Commentary: It’s like sailing.
Reopening during the pandemic involves understanding water, wind, and sails, then tacking as accurately as we can toward port (protection) and starboard (profit) in turn.
Staying closed has had huge economic and social costs. Learning more about this virus helps governments chart reasonable courses – and citizens analyze risks and act prudently.
Closing was essential to “flatten the curve,” minimizing deaths and preserving health resources. Now we should be reopening. Sensibly.
We know how. We know this virus spreads mostly through the air, although surfaces also can infect us. We know that infected people are most dangerous in the 2-3 days right before symptoms start. If an infected person sneezes, coughs, shouts, or sings at you, s/he could infect you quickly. Even talking quietly across a restaurant table, we’re vulnerable to infected droplets reaching our lungs.
We know masks, physical distance, and limiting exposure to others are critical. Studies show that where most people wear masks, COVID-19 cases drop sharply. The less we go out, the less we’re face-to-face with people or in crowds, the more we wear masks and wash hands, and the fewer surfaces we touch, the better our odds to avoid getting or spreading the virus.
I wear a mask because I could endanger not just myself but my wife, my high-risk, diabetic friend, and my radio producer’s 95-year-old father. Even my dog. Protecting others ain’t unmanly! Nor is this pandemic a plot concocted by George Soros or Bill Gates.
Other countries are reopening. But in states like Florida, Texas, and Arizona, reopening has meant spikes in cases and deaths.

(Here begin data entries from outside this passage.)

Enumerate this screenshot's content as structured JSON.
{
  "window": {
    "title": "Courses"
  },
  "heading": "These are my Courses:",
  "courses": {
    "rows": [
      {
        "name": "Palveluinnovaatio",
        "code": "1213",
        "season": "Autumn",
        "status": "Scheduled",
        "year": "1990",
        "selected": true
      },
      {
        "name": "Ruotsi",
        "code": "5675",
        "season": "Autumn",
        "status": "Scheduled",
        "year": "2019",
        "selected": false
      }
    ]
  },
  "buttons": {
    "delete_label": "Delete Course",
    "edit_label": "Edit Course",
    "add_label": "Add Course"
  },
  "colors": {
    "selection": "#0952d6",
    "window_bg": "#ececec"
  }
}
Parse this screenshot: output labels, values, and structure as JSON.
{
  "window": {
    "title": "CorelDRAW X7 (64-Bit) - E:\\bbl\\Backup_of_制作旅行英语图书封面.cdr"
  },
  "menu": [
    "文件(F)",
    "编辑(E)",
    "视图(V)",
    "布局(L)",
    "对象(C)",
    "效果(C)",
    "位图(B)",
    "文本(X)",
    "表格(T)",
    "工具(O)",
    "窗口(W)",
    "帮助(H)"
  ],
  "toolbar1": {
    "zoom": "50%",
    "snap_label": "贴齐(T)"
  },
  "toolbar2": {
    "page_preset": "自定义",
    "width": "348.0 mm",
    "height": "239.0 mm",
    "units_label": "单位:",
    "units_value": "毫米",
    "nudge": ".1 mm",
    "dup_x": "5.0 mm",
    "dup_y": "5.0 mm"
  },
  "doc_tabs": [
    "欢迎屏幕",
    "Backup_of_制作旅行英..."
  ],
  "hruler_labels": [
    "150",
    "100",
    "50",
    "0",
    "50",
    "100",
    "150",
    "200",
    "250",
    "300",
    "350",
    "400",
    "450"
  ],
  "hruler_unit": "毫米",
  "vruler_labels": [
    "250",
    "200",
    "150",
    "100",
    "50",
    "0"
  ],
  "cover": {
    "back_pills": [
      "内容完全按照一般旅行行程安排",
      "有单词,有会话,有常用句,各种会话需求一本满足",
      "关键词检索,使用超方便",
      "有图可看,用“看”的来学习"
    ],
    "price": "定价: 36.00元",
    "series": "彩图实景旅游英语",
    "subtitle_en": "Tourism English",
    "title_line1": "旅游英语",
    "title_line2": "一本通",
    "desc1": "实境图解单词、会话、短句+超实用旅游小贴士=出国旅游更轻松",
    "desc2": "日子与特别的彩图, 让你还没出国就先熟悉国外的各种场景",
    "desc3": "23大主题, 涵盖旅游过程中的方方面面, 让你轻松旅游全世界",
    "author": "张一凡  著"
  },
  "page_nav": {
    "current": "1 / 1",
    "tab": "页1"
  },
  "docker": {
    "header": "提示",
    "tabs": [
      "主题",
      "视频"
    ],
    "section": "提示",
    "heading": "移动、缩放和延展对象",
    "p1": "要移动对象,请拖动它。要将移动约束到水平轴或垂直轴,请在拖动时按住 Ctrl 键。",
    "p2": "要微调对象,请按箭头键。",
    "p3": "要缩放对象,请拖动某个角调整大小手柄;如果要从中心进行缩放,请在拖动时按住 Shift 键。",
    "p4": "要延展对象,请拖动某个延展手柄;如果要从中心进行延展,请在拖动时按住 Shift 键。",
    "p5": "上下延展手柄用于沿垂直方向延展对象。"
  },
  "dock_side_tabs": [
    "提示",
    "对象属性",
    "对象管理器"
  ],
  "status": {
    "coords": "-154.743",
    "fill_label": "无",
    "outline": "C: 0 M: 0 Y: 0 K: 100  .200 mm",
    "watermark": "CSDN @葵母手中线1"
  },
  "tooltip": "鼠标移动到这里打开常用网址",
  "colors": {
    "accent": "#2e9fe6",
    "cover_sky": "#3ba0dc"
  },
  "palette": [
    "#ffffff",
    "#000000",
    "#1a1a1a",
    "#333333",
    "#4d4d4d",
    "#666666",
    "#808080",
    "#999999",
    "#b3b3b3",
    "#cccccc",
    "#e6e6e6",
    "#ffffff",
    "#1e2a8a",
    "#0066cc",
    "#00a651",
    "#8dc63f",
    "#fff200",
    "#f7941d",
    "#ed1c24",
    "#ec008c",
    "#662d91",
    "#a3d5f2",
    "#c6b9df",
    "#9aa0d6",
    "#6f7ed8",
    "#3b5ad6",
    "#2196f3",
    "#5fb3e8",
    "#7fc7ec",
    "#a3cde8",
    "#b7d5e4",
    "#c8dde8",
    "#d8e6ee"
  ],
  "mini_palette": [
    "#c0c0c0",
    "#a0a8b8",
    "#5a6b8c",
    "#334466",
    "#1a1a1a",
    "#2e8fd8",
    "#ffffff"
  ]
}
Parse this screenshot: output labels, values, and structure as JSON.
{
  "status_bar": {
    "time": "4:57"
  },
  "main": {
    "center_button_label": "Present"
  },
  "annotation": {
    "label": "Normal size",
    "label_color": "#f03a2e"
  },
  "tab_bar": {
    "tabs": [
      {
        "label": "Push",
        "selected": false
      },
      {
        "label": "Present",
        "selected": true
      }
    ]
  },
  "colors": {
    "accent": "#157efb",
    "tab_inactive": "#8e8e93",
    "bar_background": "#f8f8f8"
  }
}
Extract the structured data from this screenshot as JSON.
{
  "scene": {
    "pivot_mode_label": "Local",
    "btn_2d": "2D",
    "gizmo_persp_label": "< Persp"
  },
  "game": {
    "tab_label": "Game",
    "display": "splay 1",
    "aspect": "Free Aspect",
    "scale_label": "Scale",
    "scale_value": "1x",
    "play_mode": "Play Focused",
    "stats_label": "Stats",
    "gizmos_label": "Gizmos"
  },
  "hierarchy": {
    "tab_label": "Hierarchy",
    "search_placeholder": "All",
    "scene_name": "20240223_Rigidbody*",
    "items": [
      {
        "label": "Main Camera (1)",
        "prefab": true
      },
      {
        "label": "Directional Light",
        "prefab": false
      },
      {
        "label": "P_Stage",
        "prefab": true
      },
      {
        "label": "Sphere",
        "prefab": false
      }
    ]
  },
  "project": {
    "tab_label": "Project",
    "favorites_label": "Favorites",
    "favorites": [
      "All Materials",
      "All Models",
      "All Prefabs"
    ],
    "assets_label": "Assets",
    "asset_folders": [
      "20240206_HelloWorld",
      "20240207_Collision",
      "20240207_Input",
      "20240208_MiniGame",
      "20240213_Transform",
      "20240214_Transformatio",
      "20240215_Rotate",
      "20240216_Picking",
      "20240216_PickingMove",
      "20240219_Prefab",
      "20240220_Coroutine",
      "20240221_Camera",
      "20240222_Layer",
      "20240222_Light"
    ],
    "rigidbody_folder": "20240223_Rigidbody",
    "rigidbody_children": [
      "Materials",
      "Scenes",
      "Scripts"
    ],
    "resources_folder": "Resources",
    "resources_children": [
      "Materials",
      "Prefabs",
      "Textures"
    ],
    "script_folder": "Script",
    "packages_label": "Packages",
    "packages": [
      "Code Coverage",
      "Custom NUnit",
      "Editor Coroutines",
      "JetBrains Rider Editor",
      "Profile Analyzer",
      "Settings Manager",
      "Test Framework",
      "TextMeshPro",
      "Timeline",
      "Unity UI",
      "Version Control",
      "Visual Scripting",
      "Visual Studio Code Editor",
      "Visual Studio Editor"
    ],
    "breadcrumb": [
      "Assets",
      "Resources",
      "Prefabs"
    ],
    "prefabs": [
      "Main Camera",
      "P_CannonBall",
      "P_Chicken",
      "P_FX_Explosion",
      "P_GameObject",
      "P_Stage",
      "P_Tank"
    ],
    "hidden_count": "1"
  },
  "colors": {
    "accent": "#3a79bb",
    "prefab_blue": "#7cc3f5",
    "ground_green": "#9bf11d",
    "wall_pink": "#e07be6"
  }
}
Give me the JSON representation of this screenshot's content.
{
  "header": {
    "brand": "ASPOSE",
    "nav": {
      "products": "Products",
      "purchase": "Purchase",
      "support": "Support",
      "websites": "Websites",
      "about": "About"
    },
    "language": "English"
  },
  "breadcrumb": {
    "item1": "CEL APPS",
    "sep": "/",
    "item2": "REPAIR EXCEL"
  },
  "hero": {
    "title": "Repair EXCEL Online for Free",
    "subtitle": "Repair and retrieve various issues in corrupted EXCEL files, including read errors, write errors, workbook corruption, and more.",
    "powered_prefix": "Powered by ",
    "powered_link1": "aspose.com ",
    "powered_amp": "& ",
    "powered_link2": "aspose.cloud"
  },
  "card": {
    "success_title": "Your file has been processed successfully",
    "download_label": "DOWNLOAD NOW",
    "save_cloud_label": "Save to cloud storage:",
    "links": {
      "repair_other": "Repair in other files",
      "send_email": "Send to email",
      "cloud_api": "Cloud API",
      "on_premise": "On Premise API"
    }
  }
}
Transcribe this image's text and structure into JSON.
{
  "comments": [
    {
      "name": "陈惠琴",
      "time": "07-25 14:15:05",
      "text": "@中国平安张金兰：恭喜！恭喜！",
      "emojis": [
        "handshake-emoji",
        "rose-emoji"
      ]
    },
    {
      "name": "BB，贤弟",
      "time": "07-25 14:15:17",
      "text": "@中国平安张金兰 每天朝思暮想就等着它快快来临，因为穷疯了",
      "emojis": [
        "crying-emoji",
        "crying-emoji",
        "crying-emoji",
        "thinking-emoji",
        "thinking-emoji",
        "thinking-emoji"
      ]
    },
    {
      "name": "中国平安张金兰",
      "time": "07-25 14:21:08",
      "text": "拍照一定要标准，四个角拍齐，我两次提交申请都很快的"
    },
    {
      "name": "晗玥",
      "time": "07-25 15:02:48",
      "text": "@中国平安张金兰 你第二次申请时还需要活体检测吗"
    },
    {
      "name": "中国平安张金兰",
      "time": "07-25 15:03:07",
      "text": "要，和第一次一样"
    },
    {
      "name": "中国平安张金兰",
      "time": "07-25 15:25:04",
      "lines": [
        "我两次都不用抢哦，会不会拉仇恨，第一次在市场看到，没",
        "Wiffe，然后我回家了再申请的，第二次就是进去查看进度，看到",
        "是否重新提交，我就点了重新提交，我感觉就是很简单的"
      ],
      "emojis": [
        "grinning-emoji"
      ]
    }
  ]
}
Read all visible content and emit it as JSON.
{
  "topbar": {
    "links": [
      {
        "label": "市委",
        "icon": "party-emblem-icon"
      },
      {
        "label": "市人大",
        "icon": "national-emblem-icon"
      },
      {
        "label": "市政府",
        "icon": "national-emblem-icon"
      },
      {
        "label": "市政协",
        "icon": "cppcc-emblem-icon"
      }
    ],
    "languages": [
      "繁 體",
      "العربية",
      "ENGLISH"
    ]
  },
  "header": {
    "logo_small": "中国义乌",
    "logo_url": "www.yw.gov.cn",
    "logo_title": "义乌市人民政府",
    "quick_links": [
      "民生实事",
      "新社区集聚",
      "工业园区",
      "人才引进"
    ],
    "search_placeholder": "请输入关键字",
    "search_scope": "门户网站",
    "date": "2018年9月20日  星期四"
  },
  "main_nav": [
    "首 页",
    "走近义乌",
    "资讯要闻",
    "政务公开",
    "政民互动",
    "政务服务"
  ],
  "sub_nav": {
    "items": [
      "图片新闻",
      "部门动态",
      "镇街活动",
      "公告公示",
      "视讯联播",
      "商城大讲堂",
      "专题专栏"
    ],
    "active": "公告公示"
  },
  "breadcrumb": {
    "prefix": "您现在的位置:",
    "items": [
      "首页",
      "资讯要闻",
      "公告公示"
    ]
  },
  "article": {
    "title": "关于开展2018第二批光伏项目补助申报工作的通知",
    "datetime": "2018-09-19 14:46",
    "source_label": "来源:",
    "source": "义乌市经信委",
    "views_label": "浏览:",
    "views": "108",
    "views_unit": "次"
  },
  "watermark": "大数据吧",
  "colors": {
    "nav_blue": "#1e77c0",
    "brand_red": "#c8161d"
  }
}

What stands in the way of safely re-opening theaters is that this got politicized. Donald Trump wanted nothing to do with a pandemic, so he dismissed it as a plot by the Democrats or the Chinese. None of us wanted to close down, but Trump made a political cause out of staying open – while denying the facts. That works in politics, but you can’t con a virus.
Imagine a U.S. President stating in February, “This new virus from China is highly unfortunate, but dangerous. It will spread. If we all listen to health experts, act prudently, and think as ‘We’ not ‘I,’ we’ll get through it, as Americans pulled together to get through wars and disasters.” Had that happened, tens of thousands of dead U.S. citizens would be alive today. Most of my generation would be paralyzed (or limping badly) had Trump, not Eisenhower, been president in 1955, and said polio was a Communist hoax and we could cure it by drinking Listerine. Ike said, “I’m not a scientist, but . . .”
This is not political. As Republican Senator Lamar Alexander said this week, “Unfortunately this simple lifesaving practice has become part of a political debate that says if you're for Trump, you don't wear a mask. . . . The president should occasionally wear a mask. . . [Trump has] “millions of admirers. They would follow his lead.”
Tragically, current record levels of infection and death are plaguing mostly states with Republican governors. (This week Texas imposed mandatory mask-wearing.)
I’ve been saying that Trump, not our Governor, is endangering our economic reopening. This week Goldman Sachs reported on a study showing that people not wearing masks are hurting our economy to the tune of 5% of our GNP.
City, county, and state should force businesses to require safe practices – for everyone’s good.